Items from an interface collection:
⟨

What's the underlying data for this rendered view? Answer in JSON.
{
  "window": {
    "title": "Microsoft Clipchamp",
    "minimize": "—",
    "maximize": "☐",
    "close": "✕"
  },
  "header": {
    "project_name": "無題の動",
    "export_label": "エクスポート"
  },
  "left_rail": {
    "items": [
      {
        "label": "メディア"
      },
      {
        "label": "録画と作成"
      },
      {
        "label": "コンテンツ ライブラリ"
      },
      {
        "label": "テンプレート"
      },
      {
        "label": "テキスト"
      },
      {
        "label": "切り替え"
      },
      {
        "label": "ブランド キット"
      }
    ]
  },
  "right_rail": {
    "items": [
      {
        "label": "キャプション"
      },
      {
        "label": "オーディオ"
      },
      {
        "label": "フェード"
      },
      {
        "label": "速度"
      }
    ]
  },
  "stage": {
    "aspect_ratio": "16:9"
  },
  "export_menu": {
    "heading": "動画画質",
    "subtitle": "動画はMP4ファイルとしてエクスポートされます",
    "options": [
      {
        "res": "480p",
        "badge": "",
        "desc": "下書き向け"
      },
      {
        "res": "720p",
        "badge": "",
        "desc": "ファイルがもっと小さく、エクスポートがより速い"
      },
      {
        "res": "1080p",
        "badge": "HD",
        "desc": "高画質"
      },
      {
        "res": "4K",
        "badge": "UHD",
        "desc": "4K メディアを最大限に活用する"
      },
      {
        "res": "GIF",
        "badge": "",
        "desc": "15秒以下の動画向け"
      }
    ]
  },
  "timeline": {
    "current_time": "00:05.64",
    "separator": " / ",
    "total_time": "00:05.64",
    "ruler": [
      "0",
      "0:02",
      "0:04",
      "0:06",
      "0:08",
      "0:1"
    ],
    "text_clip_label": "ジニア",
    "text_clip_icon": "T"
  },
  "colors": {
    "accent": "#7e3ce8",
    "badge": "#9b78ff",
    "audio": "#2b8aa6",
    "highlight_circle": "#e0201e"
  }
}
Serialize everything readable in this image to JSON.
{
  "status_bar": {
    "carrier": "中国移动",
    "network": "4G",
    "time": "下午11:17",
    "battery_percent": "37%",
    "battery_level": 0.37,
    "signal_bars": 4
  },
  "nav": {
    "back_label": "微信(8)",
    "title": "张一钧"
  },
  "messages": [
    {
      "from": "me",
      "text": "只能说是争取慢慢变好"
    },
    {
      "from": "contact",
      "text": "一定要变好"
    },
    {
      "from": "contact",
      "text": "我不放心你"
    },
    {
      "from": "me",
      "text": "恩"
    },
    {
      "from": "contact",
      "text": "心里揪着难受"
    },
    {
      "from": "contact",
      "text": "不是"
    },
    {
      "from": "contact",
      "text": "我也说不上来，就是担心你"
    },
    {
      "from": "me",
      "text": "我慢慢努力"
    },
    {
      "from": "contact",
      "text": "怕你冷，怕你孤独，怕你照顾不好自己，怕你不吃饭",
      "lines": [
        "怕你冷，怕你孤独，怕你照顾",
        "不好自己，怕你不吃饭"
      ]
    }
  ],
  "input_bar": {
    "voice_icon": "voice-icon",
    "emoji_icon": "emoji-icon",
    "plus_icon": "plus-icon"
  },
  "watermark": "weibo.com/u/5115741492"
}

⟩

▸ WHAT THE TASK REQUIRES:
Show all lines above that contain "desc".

▸ COMPLETED EXERCISE:
        "desc": "下書き向け"
        "desc": "ファイルがもっと小さく、エクスポートがより速い"
        "desc": "高画質"
        "desc": "4K メディアを最大限に活用する"
        "desc": "15秒以下の動画向け"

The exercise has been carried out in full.